Assigned task:
For the entries below, count the lines that contain the word "JSON" and reply with that number only.

Dataset excerpts:
◆ ◆ ◆ ◆

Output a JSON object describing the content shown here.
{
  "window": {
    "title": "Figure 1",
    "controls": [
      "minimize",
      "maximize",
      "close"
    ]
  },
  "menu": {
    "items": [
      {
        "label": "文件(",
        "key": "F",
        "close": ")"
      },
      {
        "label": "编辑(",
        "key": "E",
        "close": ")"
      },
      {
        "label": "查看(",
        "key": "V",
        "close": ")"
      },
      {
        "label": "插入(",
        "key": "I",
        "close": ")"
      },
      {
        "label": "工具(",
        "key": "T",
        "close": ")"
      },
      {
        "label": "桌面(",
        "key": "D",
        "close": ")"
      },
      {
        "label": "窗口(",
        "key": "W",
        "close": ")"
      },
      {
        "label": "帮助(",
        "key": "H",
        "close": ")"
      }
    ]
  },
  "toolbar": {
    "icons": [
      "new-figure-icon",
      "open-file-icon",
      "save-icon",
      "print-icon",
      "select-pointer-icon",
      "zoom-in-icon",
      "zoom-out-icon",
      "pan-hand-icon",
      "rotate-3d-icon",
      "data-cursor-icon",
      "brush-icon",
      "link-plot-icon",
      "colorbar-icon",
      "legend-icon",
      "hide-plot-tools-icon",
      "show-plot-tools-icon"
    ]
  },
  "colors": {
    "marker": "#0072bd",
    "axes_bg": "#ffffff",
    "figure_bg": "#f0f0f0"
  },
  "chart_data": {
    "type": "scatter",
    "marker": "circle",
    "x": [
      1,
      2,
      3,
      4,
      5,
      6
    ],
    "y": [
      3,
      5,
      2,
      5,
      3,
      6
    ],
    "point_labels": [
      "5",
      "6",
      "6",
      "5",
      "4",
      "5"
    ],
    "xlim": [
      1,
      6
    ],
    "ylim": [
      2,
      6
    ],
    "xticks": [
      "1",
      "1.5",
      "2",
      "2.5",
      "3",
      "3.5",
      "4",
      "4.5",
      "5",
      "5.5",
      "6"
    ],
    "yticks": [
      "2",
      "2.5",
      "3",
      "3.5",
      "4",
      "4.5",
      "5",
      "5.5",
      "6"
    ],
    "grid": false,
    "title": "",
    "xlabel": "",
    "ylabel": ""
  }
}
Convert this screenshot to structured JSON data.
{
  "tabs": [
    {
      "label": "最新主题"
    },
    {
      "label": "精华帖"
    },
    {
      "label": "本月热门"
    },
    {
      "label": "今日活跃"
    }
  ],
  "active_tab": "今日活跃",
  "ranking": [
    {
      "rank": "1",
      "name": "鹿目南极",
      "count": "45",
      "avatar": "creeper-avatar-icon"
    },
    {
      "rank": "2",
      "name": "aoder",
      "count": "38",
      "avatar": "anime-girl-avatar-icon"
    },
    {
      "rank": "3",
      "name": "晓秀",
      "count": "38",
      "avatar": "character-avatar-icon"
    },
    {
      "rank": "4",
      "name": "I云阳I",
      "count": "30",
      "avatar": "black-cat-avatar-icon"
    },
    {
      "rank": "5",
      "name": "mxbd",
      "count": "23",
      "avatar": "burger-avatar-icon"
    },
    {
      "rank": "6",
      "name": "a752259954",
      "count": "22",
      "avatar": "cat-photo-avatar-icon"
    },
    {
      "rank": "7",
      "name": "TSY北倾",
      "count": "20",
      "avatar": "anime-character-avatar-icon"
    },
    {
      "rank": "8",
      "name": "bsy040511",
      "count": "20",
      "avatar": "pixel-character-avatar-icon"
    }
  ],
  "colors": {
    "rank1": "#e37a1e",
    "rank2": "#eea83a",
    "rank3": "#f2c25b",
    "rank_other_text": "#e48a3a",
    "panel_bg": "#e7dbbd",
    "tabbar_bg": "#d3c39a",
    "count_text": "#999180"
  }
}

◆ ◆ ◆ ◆

Solution for this task:
2